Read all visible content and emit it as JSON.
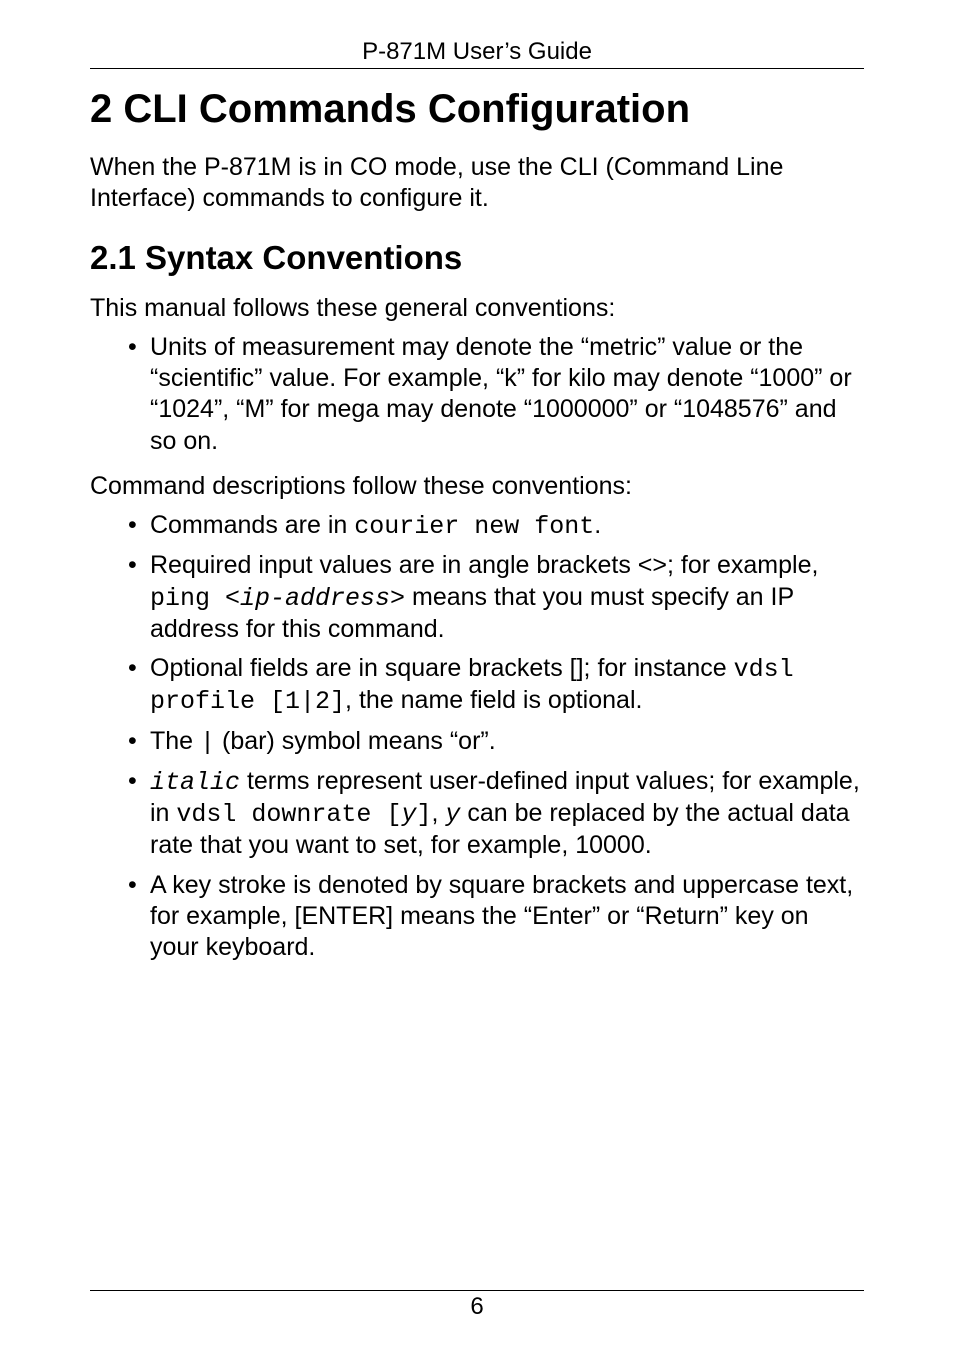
{
  "header": {
    "running_head": "P-871M User’s Guide"
  },
  "chapter": {
    "title": "2 CLI Commands Configuration",
    "intro": "When the P-871M is in CO mode, use the CLI (Command Line Interface) commands to configure it."
  },
  "section": {
    "title": "2.1 Syntax Conventions",
    "para1": "This manual follows these general conventions:",
    "general_items": [
      "Units of measurement may denote the “metric” value or the “scientific” value. For example, “k” for kilo may denote “1000” or “1024”, “M” for mega may denote “1000000” or “1048576” and so on."
    ],
    "para2": "Command descriptions follow these conventions:",
    "cmd_items": {
      "i0": {
        "prefix": "Commands are in ",
        "mono": "courier new font",
        "suffix": "."
      },
      "i1": {
        "prefix": "Required input values are in angle brackets <>; for example, ",
        "mono1": "ping <",
        "monoital": "ip-address",
        "mono2": ">",
        "suffix": " means that you must specify an IP address for this command."
      },
      "i2": {
        "prefix": "Optional fields are in square brackets []; for instance ",
        "mono": "vdsl profile [1|2]",
        "suffix": ", the name field is optional."
      },
      "i3": {
        "prefix": "The ",
        "mono": "|",
        "suffix": " (bar) symbol means “or”."
      },
      "i4": {
        "monoital1": "italic",
        "mid1": " terms represent user-defined input values; for example, in ",
        "mono1": "vdsl downrate [",
        "monoital2": "y",
        "mono2": "]",
        "mid2": ", ",
        "monoital3": "y",
        "suffix": " can be replaced by the actual data rate that you want to set, for example, 10000."
      },
      "i5": {
        "text": "A key stroke is denoted by square brackets and uppercase text, for example, [ENTER] means the “Enter” or “Return” key on your keyboard."
      }
    }
  },
  "footer": {
    "page_number": "6"
  }
}
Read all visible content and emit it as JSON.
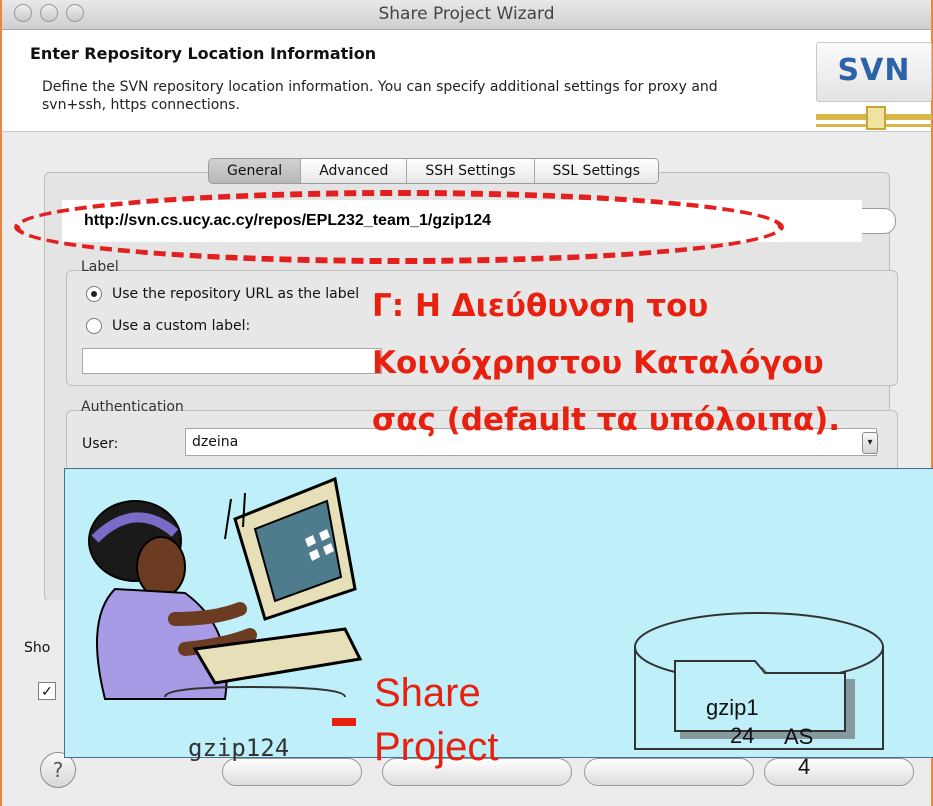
{
  "window": {
    "title": "Share Project Wizard"
  },
  "header": {
    "title": "Enter Repository Location Information",
    "description": "Define the SVN repository location information. You can specify additional settings for proxy and svn+ssh, https connections.",
    "logo_text": "SVN"
  },
  "tabs": [
    {
      "label": "General",
      "active": true
    },
    {
      "label": "Advanced",
      "active": false
    },
    {
      "label": "SSH Settings",
      "active": false
    },
    {
      "label": "SSL Settings",
      "active": false
    }
  ],
  "url": {
    "value": "http://svn.cs.ucy.ac.cy/repos/EPL232_team_1/gzip124"
  },
  "label_group": {
    "title": "Label",
    "option_url": "Use the repository URL as the label",
    "option_custom": "Use a custom label:",
    "custom_value": ""
  },
  "annotation": {
    "line1": "Γ: Η Διεύθυνση του",
    "line2": "Κοινόχρηστου Καταλόγου",
    "line3": "σας (default τα υπόλοιπα)."
  },
  "auth": {
    "title": "Authentication",
    "user_label": "User:",
    "user_value": "dzeina"
  },
  "footer": {
    "show_label_prefix": "Sho",
    "help": "?"
  },
  "diagram": {
    "share_line1": "Share",
    "share_line2": "Project",
    "local_folder": "gzip124",
    "repo_folder_line1": "gzip1",
    "repo_folder_line2": "24",
    "repo_folder2_line1": "AS",
    "repo_folder2_line2": "4"
  },
  "colors": {
    "annotation_red": "#e8200f",
    "overlay_bg": "#bff0fa",
    "svn_blue": "#2c63a8",
    "window_border": "#e9863f"
  }
}
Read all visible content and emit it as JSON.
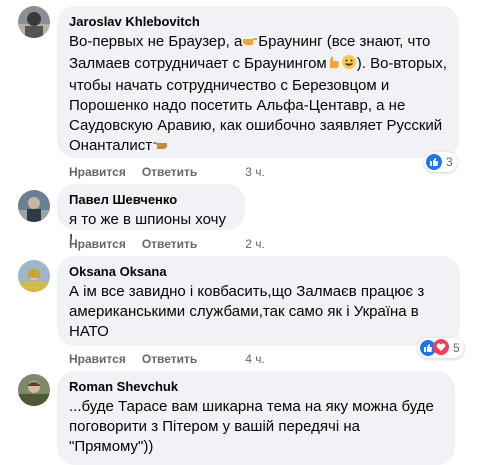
{
  "comments": [
    {
      "author": "Jaroslav Khlebovitch",
      "lines": [
        "Во-первых не Браузер, а",
        "Браунинг (все знают, что",
        "Залмаев сотрудничает с Браунингом",
        "). Во-вторых,",
        "чтобы начать сотрудничество с Березовцом и",
        "Порошенко надо посетить Альфа-Центавр, а не",
        "Саудовскую Аравию, как ошибочно заявляет Русский",
        "Онанталист"
      ],
      "like_label": "Нравится",
      "reply_label": "Ответить",
      "time": "3 ч.",
      "reactions": "3"
    },
    {
      "author": "Павел Шевченко",
      "lines": [
        "я то же в шпионы хочу !"
      ],
      "like_label": "Нравится",
      "reply_label": "Ответить",
      "time": "2 ч."
    },
    {
      "author": "Oksana Oksana",
      "lines": [
        "А ім все завидно і ковбасить,що Залмаєв працює з",
        "американськими службами,так само як і Україна в",
        "НАТО"
      ],
      "like_label": "Нравится",
      "reply_label": "Ответить",
      "time": "4 ч.",
      "reactions": "5"
    },
    {
      "author": "Roman Shevchuk",
      "lines": [
        "...буде Тарасе вам шикарна тема на яку можна буде",
        "поговорити з Пітером у вашій передячі на",
        "\"Прямому\"))"
      ]
    }
  ],
  "icons": {
    "reaction_like": "thumbs-up-icon",
    "reaction_haha": "haha-icon",
    "reaction_love": "heart-icon"
  },
  "colors": {
    "bubble": "#f0f2f5",
    "meta": "#65676b",
    "like_blue": "#1877f2"
  }
}
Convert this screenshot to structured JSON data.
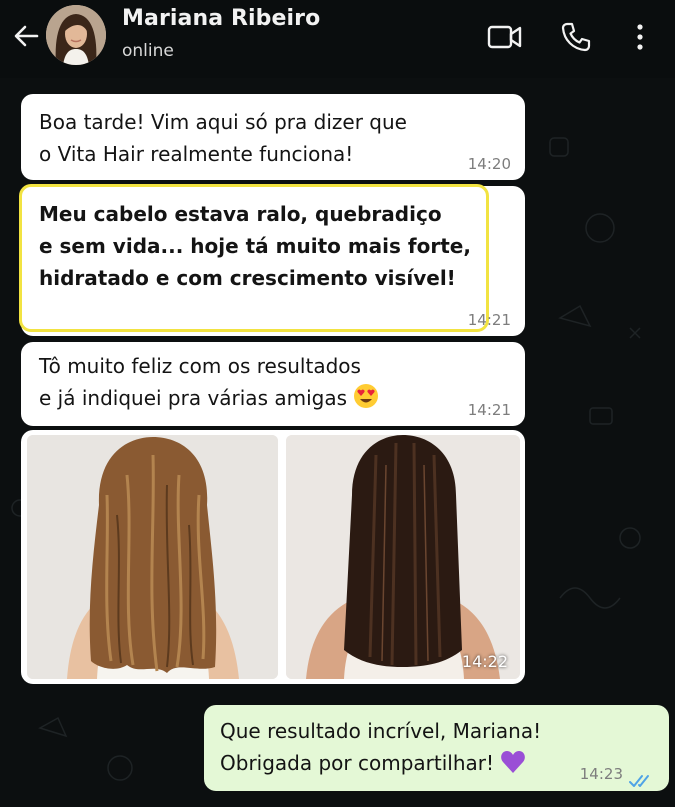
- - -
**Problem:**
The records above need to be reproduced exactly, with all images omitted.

**Response:**
Read all visible content and emit it as JSON.
{
  "header": {
    "running_head": "P-871M User’s Guide"
  },
  "chapter": {
    "title": "2 CLI Commands Configuration",
    "intro": "When the P-871M is in CO mode, use the CLI (Command Line Interface) commands to configure it."
  },
  "section": {
    "title": "2.1 Syntax Conventions",
    "para1": "This manual follows these general conventions:",
    "general_items": [
      "Units of measurement may denote the “metric” value or the “scientific” value. For example, “k” for kilo may denote “1000” or “1024”, “M” for mega may denote “1000000” or “1048576” and so on."
    ],
    "para2": "Command descriptions follow these conventions:",
    "cmd_items": {
      "i0": {
        "prefix": "Commands are in ",
        "mono": "courier new font",
        "suffix": "."
      },
      "i1": {
        "prefix": "Required input values are in angle brackets <>; for example, ",
        "mono1": "ping <",
        "monoital": "ip-address",
        "mono2": ">",
        "suffix": " means that you must specify an IP address for this command."
      },
      "i2": {
        "prefix": "Optional fields are in square brackets []; for instance ",
        "mono": "vdsl profile [1|2]",
        "suffix": ", the name field is optional."
      },
      "i3": {
        "prefix": "The ",
        "mono": "|",
        "suffix": " (bar) symbol means “or”."
      },
      "i4": {
        "monoital1": "italic",
        "mid1": " terms represent user-defined input values; for example, in ",
        "mono1": "vdsl downrate [",
        "monoital2": "y",
        "mono2": "]",
        "mid2": ", ",
        "monoital3": "y",
        "suffix": " can be replaced by the actual data rate that you want to set, for example, 10000."
      },
      "i5": {
        "text": "A key stroke is denoted by square brackets and uppercase text, for example, [ENTER] means the “Enter” or “Return” key on your keyboard."
      }
    }
  },
  "footer": {
    "page_number": "6"
  }
}
Read all visible content and emit it as JSON.
{
  "window": {
    "title": "Share Project Wizard"
  },
  "header": {
    "title": "Enter Repository Location Information",
    "description": "Define the SVN repository location information. You can specify additional settings for proxy and svn+ssh, https connections.",
    "logo_text": "SVN"
  },
  "tabs": [
    {
      "label": "General",
      "active": true
    },
    {
      "label": "Advanced",
      "active": false
    },
    {
      "label": "SSH Settings",
      "active": false
    },
    {
      "label": "SSL Settings",
      "active": false
    }
  ],
  "url": {
    "value": "http://svn.cs.ucy.ac.cy/repos/EPL232_team_1/gzip124"
  },
  "label_group": {
    "title": "Label",
    "option_url": "Use the repository URL as the label",
    "option_custom": "Use a custom label:",
    "custom_value": ""
  },
  "annotation": {
    "line1": "Γ: Η Διεύθυνση του",
    "line2": "Κοινόχρηστου Καταλόγου",
    "line3": "σας (default τα υπόλοιπα)."
  },
  "auth": {
    "title": "Authentication",
    "user_label": "User:",
    "user_value": "dzeina"
  },
  "footer": {
    "show_label_prefix": "Sho",
    "help": "?"
  },
  "diagram": {
    "share_line1": "Share",
    "share_line2": "Project",
    "local_folder": "gzip124",
    "repo_folder_line1": "gzip1",
    "repo_folder_line2": "24",
    "repo_folder2_line1": "AS",
    "repo_folder2_line2": "4"
  },
  "colors": {
    "annotation_red": "#e8200f",
    "overlay_bg": "#bff0fa",
    "svn_blue": "#2c63a8",
    "window_border": "#e9863f"
  }
}
Read all visible content and emit it as JSON.
{
  "comments": [
    {
      "author": "Jaroslav Khlebovitch",
      "lines": [
        "Во-первых не Браузер, а",
        "Браунинг (все знают, что",
        "Залмаев сотрудничает с Браунингом",
        "). Во-вторых,",
        "чтобы начать сотрудничество с Березовцом и",
        "Порошенко надо посетить Альфа-Центавр, а не",
        "Саудовскую Аравию, как ошибочно заявляет Русский",
        "Онанталист"
      ],
      "like_label": "Нравится",
      "reply_label": "Ответить",
      "time": "3 ч.",
      "reactions": "3"
    },
    {
      "author": "Павел Шевченко",
      "lines": [
        "я то же в шпионы хочу !"
      ],
      "like_label": "Нравится",
      "reply_label": "Ответить",
      "time": "2 ч."
    },
    {
      "author": "Oksana Oksana",
      "lines": [
        "А ім все завидно і ковбасить,що Залмаєв працює з",
        "американськими службами,так само як і Україна в",
        "НАТО"
      ],
      "like_label": "Нравится",
      "reply_label": "Ответить",
      "time": "4 ч.",
      "reactions": "5"
    },
    {
      "author": "Roman Shevchuk",
      "lines": [
        "...буде Тарасе вам шикарна тема на яку можна буде",
        "поговорити з Пітером у вашій передячі на",
        "\"Прямому\"))"
      ]
    }
  ],
  "icons": {
    "reaction_like": "thumbs-up-icon",
    "reaction_haha": "haha-icon",
    "reaction_love": "heart-icon"
  },
  "colors": {
    "bubble": "#f0f2f5",
    "meta": "#65676b",
    "like_blue": "#1877f2"
  }
}
Convert this screenshot to structured JSON data.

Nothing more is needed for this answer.